Autism is a wide spectrum of disorders that overlap among each other yet has distinct characteristics making each case unique, even among siblings. Collectively, they are called Autism Spectrum Disorders (ASD). Any of these disorders can affect both children and adults. Currently, it has NO known cures. They are also genetic in nature. According to recent data from the CDC, this developmental disorder affects 1 out of every 68 children in the U.S. alone. Though it is known to affect more boys than girls, grouping together a child’s symptoms can be tough. To understand ASD better, here are some basic markers to consider:
Simply referred to as “autism,” it is also recently being described as “mind-blindness” or the lack of Theory of Mind, creating major barriers in communication and socialization. This collection of neurological and developmental disorders is usually diagnosed in the first 3 years of life. A child with autistic disorder engages in repetitive behaviors, appears to have a world of his own, shows little or no interest in others, and has obvious lack of social awareness. A child with autism is often focused on consistent routine with interest transfixed in repetitively odd or peculiar behavior. Almost always, children with autism have communication issues, avoid direct eye contact, and manifests limited attachment to others.
Regressive Autism Spectrum Disorder
Regressive ASD is sometimes referred to as autistic regression or autism with regression, or acquired autistic syndrome and setback-type autism. It usually occurs when a seemingly normal child starts to lose speech and social skills from 15-30 months of age. Amid researches and studies done over the years, however, there is still no definite distinction between autism with- and without regression. Some believe that this type of autism is just an early-onset autism diagnosed at a later date. Some feature early delays while others are diagnosed after later losses. This is believed to affect approximately 20-30% of children in the spectrum.
Pervasive Developmental Disorder – Not Otherwise Specified (PDD-NOS)

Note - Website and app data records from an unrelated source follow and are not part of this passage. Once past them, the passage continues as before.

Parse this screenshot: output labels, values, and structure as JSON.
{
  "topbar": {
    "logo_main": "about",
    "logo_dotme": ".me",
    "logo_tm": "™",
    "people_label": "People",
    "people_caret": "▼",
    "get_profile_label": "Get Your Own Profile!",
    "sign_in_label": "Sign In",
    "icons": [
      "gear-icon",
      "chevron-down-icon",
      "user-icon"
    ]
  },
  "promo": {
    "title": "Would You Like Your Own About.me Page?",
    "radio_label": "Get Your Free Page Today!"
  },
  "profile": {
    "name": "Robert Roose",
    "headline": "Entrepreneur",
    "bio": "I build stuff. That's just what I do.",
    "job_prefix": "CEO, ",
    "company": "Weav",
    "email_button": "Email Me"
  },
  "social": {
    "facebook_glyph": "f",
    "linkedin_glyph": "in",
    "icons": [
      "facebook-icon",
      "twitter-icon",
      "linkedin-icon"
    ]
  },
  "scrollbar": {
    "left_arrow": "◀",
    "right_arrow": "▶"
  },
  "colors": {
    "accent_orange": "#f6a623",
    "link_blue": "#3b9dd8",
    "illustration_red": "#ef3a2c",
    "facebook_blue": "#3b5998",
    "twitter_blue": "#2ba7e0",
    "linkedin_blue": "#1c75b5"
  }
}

Called PDD-NOS or atypical personality development, this type of autism refers to the “sub-threshold” condition wherein some, but not all features of ASD or other explicitly identified PDD are identified in a child. PDD-NOS is a diagnosis which covers cases marking impairment of communication, social interaction, stereotyped behavioral patterns and interest—but does not include autism’s full features or explicitly defined pervasive personality disorder/PDD. Take note that most of those in PDD-NOS have less impaired social skills than those in “classical” autism.

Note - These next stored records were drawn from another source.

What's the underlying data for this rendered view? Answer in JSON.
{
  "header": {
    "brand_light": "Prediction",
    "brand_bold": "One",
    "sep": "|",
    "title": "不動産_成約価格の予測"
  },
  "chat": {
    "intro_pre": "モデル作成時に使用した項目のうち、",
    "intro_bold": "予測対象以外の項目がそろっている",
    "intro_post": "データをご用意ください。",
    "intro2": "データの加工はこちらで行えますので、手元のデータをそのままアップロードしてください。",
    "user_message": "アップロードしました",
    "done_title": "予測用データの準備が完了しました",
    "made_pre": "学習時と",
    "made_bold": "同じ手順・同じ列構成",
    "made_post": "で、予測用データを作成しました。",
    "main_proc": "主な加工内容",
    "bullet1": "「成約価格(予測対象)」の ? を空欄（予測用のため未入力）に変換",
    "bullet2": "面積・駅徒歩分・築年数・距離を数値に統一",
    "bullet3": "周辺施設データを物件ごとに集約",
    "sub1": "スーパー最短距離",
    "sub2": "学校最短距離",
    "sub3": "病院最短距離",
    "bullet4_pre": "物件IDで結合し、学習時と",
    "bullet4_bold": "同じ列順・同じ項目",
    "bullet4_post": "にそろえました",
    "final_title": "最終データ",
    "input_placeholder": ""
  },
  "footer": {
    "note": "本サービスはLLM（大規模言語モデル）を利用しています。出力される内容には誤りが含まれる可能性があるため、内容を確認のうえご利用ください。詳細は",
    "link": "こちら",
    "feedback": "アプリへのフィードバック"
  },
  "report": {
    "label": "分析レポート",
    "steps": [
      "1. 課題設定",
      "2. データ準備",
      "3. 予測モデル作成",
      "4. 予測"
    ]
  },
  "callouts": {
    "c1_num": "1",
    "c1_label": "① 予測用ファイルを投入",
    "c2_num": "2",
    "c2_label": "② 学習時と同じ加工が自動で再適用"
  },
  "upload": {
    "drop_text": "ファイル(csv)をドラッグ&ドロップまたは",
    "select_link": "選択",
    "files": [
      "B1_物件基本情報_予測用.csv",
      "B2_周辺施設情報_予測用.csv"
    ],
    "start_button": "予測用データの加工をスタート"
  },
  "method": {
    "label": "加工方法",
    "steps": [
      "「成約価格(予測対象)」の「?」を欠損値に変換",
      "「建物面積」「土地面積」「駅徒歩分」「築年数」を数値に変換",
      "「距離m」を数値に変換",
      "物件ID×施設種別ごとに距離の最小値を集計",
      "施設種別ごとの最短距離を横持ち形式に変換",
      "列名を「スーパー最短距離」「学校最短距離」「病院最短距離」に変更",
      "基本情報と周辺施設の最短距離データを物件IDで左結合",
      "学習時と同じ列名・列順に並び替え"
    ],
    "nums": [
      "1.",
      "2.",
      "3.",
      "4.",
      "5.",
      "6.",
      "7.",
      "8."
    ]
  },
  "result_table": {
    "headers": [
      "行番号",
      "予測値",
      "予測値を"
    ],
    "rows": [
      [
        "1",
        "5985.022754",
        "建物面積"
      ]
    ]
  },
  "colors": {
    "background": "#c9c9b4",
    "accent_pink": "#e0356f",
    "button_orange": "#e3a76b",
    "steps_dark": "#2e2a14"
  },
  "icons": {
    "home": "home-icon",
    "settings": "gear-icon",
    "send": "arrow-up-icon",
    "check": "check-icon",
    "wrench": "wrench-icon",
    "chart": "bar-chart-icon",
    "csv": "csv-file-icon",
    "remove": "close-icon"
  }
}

Also known simply as Asperger’s or Asperger Disorder, this ASD is usually diagnosed between the ages 2-6. A child with Asperger’s manifests good verbal skills and good cognitive skills but is rather clumsy, socially awkward, and often engages in odd, repetitive behaviors and interests. This is named after Austrian pediatrician, Hans Asperger, who conducted a study on a group of children in 1944.
Childhood Disintegrative Disorder
Known as Heller’s syndrome or disintegrative psychosis, this type of ASD is very rare. Children with seemingly normal development suddenly lose motor, social, and language skills around the ages 2 to 4. This severe regression usually presents a dramatic loss of skills and can develop later than autism does.
Coined after Dr. Andreas Rett’s study, Rett’s Syndrome or Rett’s Disorder is a condition that used to be called cerebroatrophic hyperammonemia. This is an extreme form of ASD characterized by zero verbal skills with 50% not being able to walk. Most of those who have Rett’s have small hands and feet, with notable deceleration of head growth, repetitive stereotypical hand movements, and some 80% experience seizures. Scoliosis, growth failure, and other gastrointestinal disorders are also common for children with Rett’s Syndrome. Almost all of the cases reported under this spectrum occur in girls, but studies reveal that this can also affect boys.
As more and more research is being conducted on Autism Spectrum Disorders, we can only surmise that more types of autism will be identified. Geneticists recently pointed out that the right term to be used is “autisms”(plural) rather than “autism” due to the variety of genetic forms the developmental disorder represents.
When diagnosing Autism, parents should seek professional diagnoses from specially trained professionals, including pediatricians, psychologists, school counselors, and others. Lists can be found at http://livingautismnow.com/directory and http://www.autism-society.org.
By Pamela Bryson-Weaver, author of Living Autism Day by Day: Daily Reflections and Strategies to Give You Hope and Courage. Bryson-Weaver, whose youngest son has autism, is the past president of the Autism Society in New Brunswick. www.livingautismnow.com.
Children’s Hospital of Wisconsin,
WebMD, Livestrong and
Yale School of Medicine